Provided data =>
_ _ _ _ _ _ _
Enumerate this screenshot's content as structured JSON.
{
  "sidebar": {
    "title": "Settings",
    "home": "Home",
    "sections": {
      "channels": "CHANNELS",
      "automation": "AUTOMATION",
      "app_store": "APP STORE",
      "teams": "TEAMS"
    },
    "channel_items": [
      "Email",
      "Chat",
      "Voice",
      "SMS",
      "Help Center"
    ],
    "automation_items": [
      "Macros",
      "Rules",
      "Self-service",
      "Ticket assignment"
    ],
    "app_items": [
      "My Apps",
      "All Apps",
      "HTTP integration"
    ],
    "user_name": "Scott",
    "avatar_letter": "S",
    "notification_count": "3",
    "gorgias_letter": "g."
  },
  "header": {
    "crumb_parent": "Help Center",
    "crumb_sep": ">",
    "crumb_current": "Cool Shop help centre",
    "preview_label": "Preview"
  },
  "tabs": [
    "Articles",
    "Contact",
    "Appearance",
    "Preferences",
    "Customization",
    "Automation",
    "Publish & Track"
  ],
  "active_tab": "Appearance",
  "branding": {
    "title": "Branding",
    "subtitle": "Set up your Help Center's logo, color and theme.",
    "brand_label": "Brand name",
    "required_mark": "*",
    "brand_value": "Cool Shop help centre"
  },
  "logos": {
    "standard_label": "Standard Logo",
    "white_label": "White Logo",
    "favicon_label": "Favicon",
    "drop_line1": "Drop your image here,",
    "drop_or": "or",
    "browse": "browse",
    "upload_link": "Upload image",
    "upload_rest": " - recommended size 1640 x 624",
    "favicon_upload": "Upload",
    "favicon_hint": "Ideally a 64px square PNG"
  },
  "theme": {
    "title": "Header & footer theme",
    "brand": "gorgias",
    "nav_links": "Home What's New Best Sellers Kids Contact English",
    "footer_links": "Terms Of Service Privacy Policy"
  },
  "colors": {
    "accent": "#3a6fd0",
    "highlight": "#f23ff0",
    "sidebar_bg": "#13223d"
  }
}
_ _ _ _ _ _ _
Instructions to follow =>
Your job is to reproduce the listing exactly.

Reply =>
Enumerate this screenshot's content as structured JSON.
{
  "sidebar": {
    "title": "Settings",
    "home": "Home",
    "sections": {
      "channels": "CHANNELS",
      "automation": "AUTOMATION",
      "app_store": "APP STORE",
      "teams": "TEAMS"
    },
    "channel_items": [
      "Email",
      "Chat",
      "Voice",
      "SMS",
      "Help Center"
    ],
    "automation_items": [
      "Macros",
      "Rules",
      "Self-service",
      "Ticket assignment"
    ],
    "app_items": [
      "My Apps",
      "All Apps",
      "HTTP integration"
    ],
    "user_name": "Scott",
    "avatar_letter": "S",
    "notification_count": "3",
    "gorgias_letter": "g."
  },
  "header": {
    "crumb_parent": "Help Center",
    "crumb_sep": ">",
    "crumb_current": "Cool Shop help centre",
    "preview_label": "Preview"
  },
  "tabs": [
    "Articles",
    "Contact",
    "Appearance",
    "Preferences",
    "Customization",
    "Automation",
    "Publish & Track"
  ],
  "active_tab": "Appearance",
  "branding": {
    "title": "Branding",
    "subtitle": "Set up your Help Center's logo, color and theme.",
    "brand_label": "Brand name",
    "required_mark": "*",
    "brand_value": "Cool Shop help centre"
  },
  "logos": {
    "standard_label": "Standard Logo",
    "white_label": "White Logo",
    "favicon_label": "Favicon",
    "drop_line1": "Drop your image here,",
    "drop_or": "or",
    "browse": "browse",
    "upload_link": "Upload image",
    "upload_rest": " - recommended size 1640 x 624",
    "favicon_upload": "Upload",
    "favicon_hint": "Ideally a 64px square PNG"
  },
  "theme": {
    "title": "Header & footer theme",
    "brand": "gorgias",
    "nav_links": "Home What's New Best Sellers Kids Contact English",
    "footer_links": "Terms Of Service Privacy Policy"
  },
  "colors": {
    "accent": "#3a6fd0",
    "highlight": "#f23ff0",
    "sidebar_bg": "#13223d"
  }
}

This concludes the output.